── DATA SUPPLIED
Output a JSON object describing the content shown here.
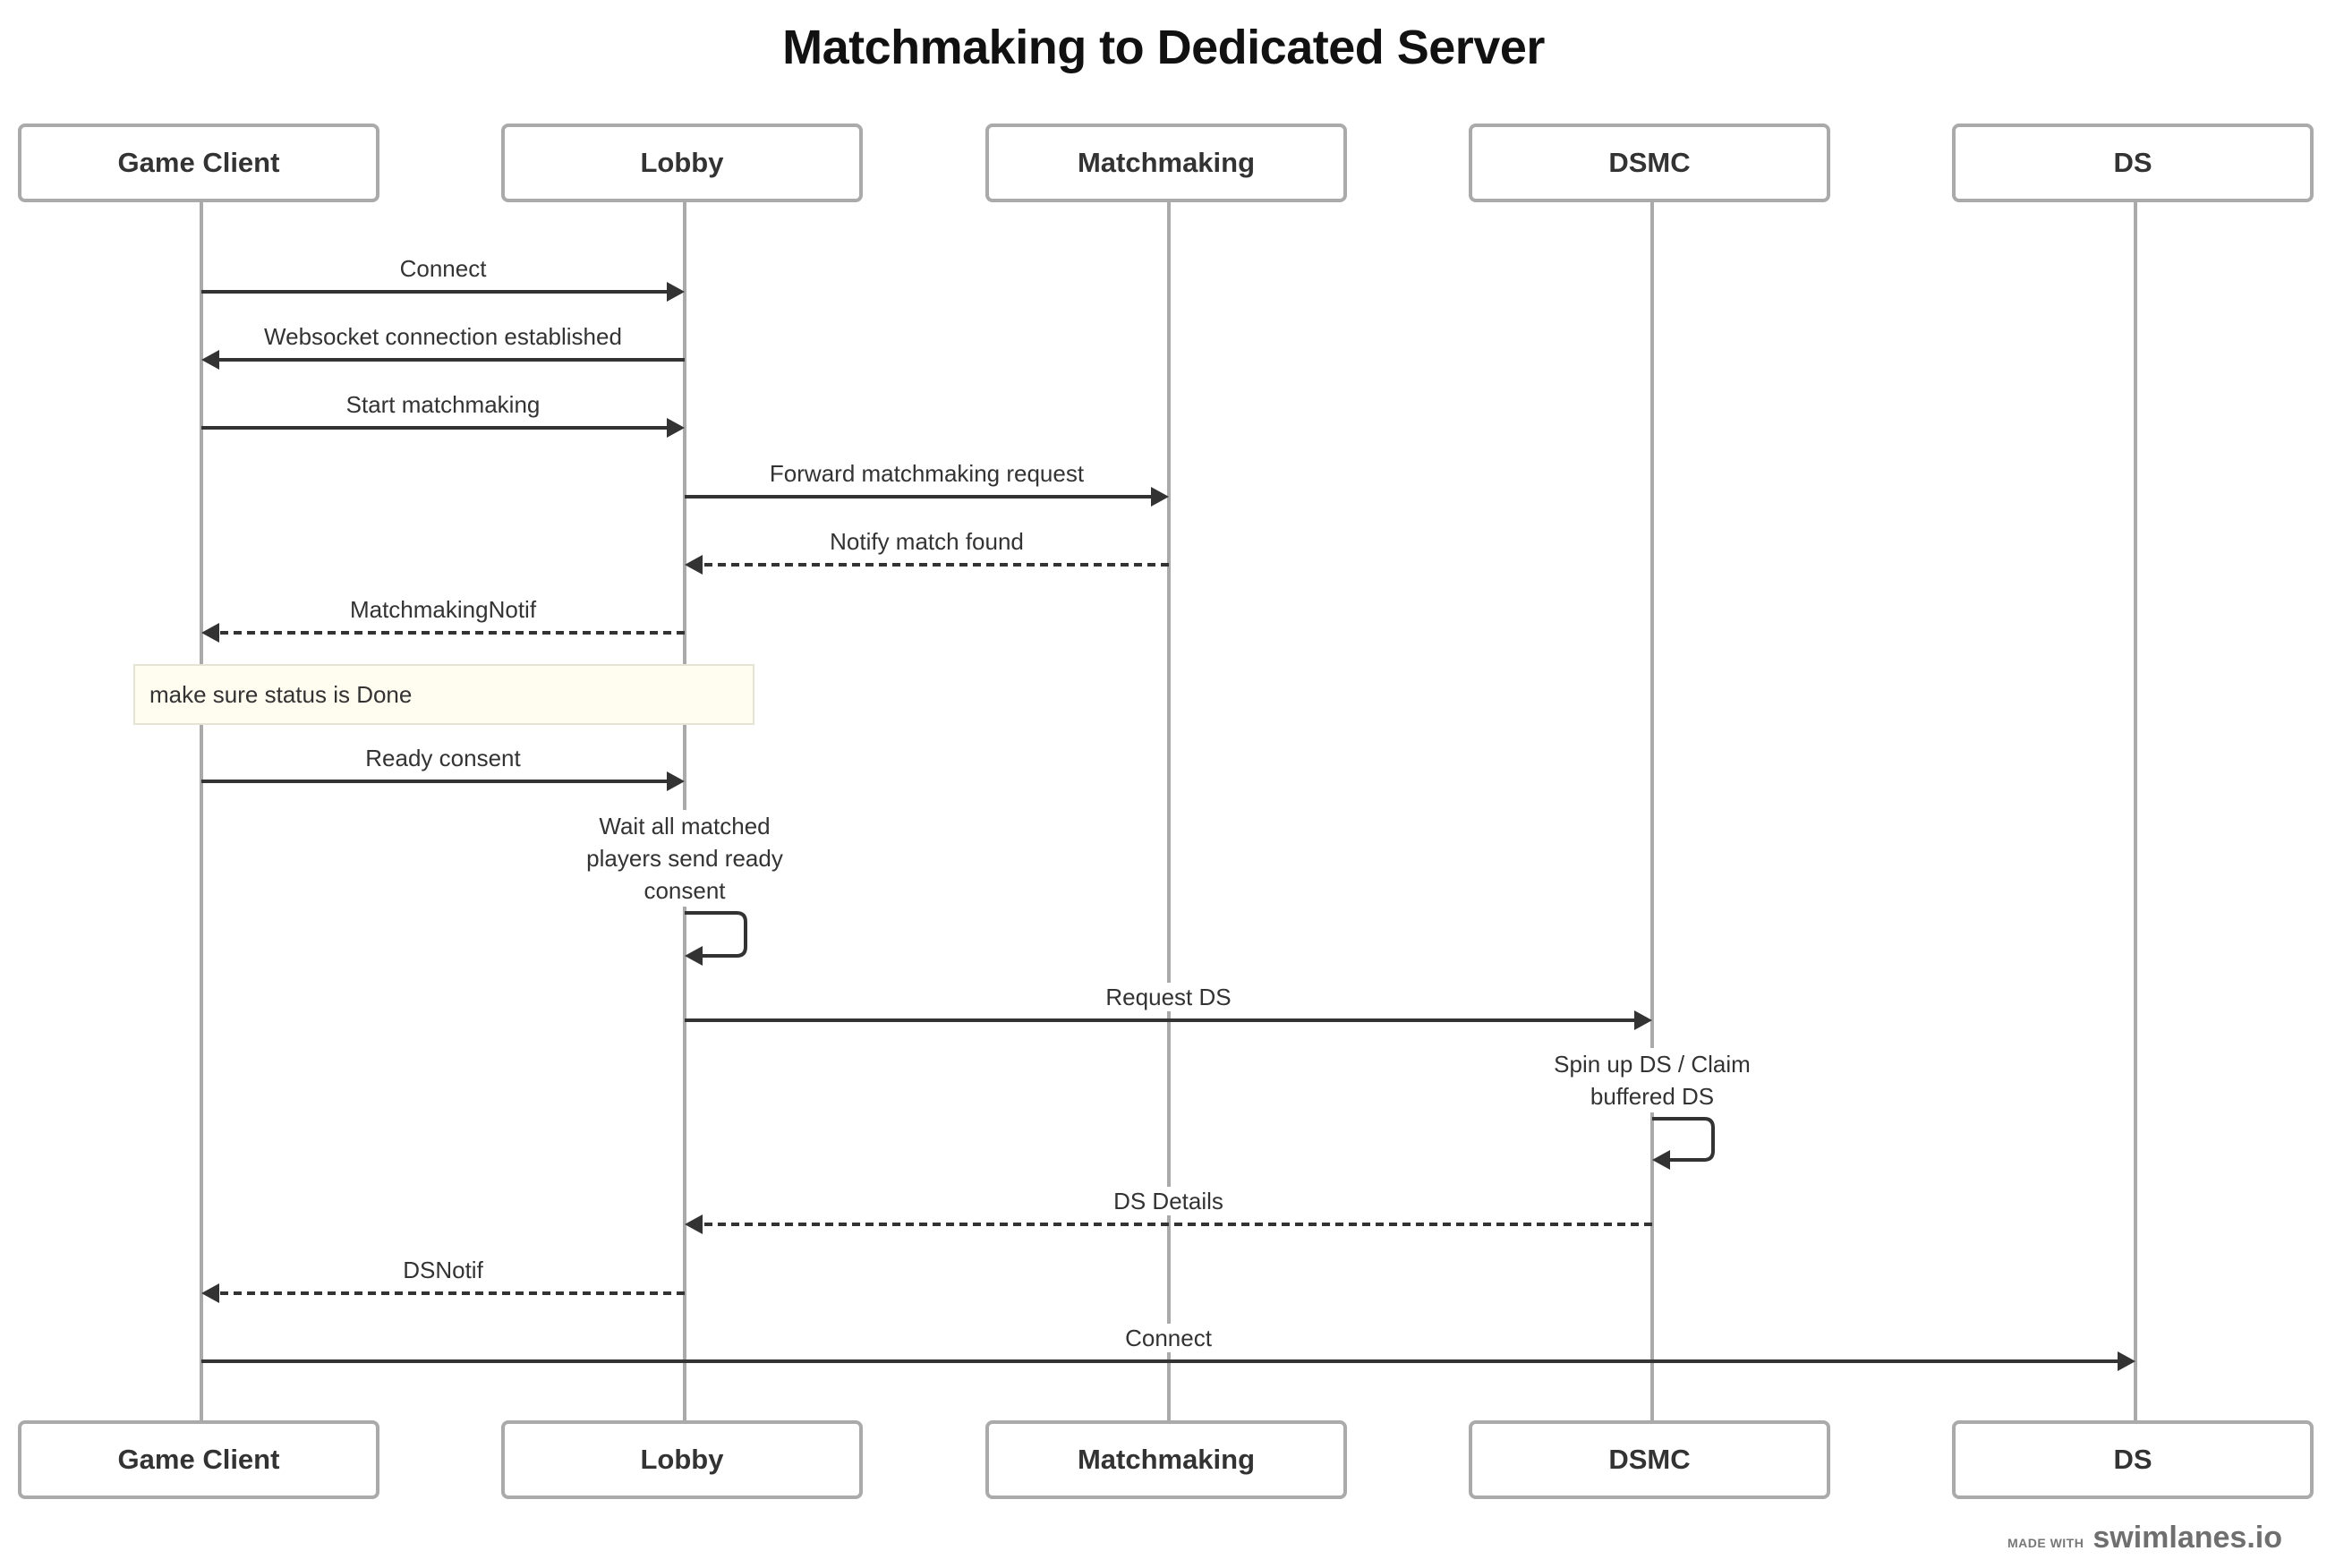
{
  "title": "Matchmaking to Dedicated Server",
  "actors": [
    {
      "id": "game-client",
      "label": "Game Client"
    },
    {
      "id": "lobby",
      "label": "Lobby"
    },
    {
      "id": "matchmaking",
      "label": "Matchmaking"
    },
    {
      "id": "dsmc",
      "label": "DSMC"
    },
    {
      "id": "ds",
      "label": "DS"
    }
  ],
  "steps": [
    {
      "type": "message",
      "from": 0,
      "to": 1,
      "label": "Connect",
      "style": "solid"
    },
    {
      "type": "message",
      "from": 1,
      "to": 0,
      "label": "Websocket connection established",
      "style": "solid"
    },
    {
      "type": "message",
      "from": 0,
      "to": 1,
      "label": "Start matchmaking",
      "style": "solid"
    },
    {
      "type": "message",
      "from": 1,
      "to": 2,
      "label": "Forward matchmaking request",
      "style": "solid"
    },
    {
      "type": "message",
      "from": 2,
      "to": 1,
      "label": "Notify match found",
      "style": "dashed"
    },
    {
      "type": "message",
      "from": 1,
      "to": 0,
      "label": "MatchmakingNotif",
      "style": "dashed"
    },
    {
      "type": "note",
      "over": [
        0,
        1
      ],
      "label": "make sure status is Done"
    },
    {
      "type": "message",
      "from": 0,
      "to": 1,
      "label": "Ready consent",
      "style": "solid"
    },
    {
      "type": "self",
      "actor": 1,
      "label": "Wait all matched players send ready consent",
      "lines": [
        "Wait all matched",
        "players send ready",
        "consent"
      ]
    },
    {
      "type": "message",
      "from": 1,
      "to": 3,
      "label": "Request DS",
      "style": "solid"
    },
    {
      "type": "self",
      "actor": 3,
      "label": "Spin up DS / Claim buffered DS",
      "lines": [
        "Spin up DS / Claim",
        "buffered DS"
      ]
    },
    {
      "type": "message",
      "from": 3,
      "to": 1,
      "label": "DS Details",
      "style": "dashed"
    },
    {
      "type": "message",
      "from": 1,
      "to": 0,
      "label": "DSNotif",
      "style": "dashed"
    },
    {
      "type": "message",
      "from": 0,
      "to": 4,
      "label": "Connect",
      "style": "solid"
    }
  ],
  "colors": {
    "lifeline": "#aaaaaa",
    "arrow": "#333333",
    "note_bg": "#fffdf0",
    "note_border": "#e5e3d3"
  },
  "footer": {
    "made_with": "MADE WITH",
    "brand": "swimlanes.io"
  }
}
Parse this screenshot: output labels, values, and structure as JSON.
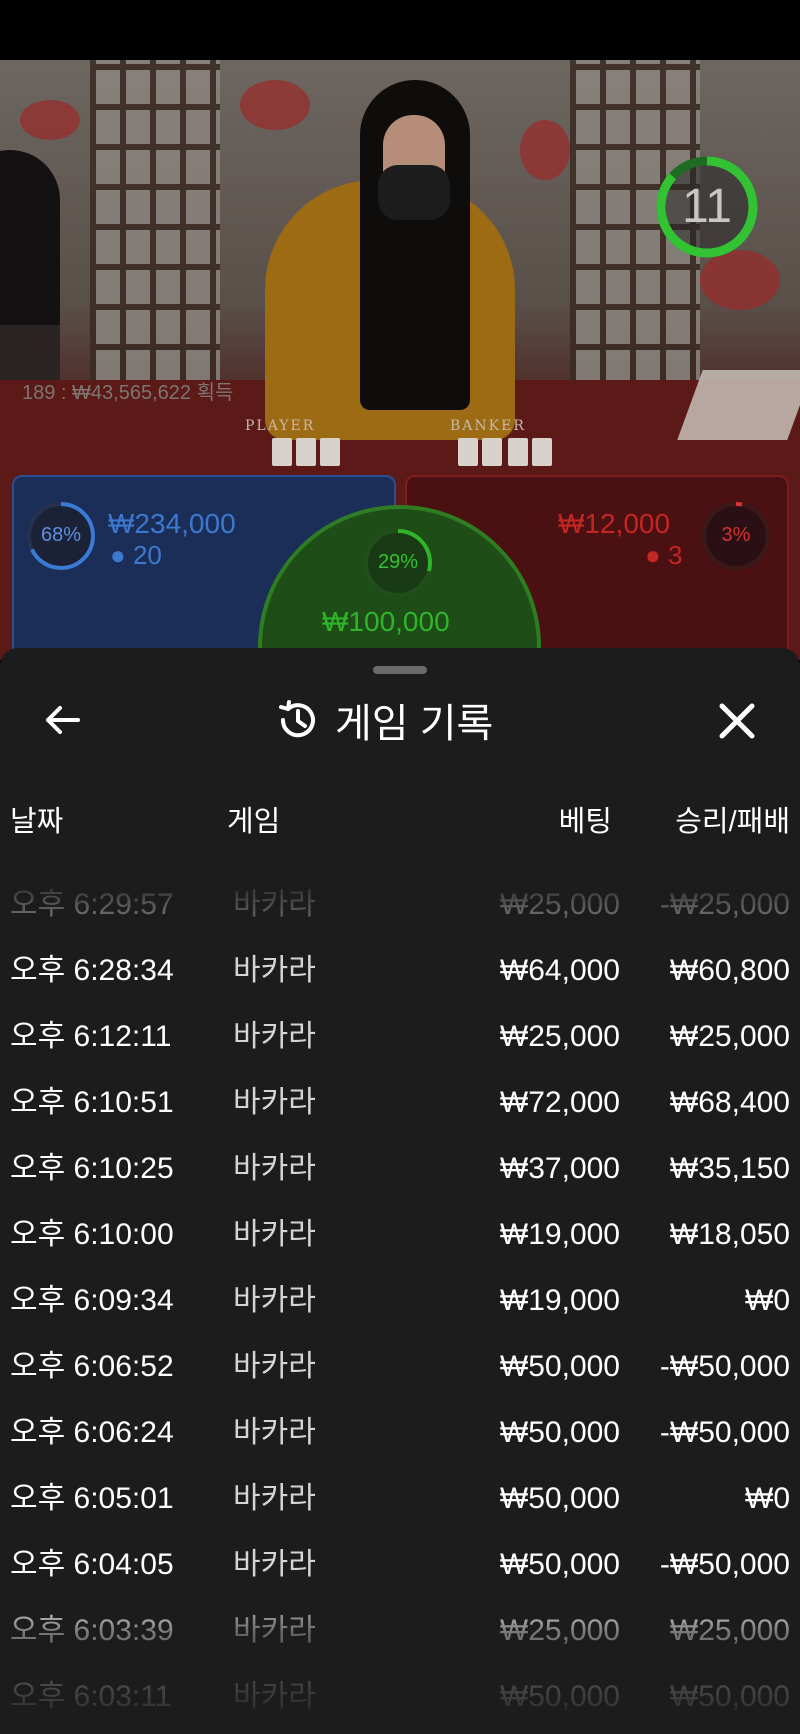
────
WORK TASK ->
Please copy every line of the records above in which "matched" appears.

YOUR SOLUTION ->
      "label": "Wait all matched players send ready consent",
        "Wait all matched",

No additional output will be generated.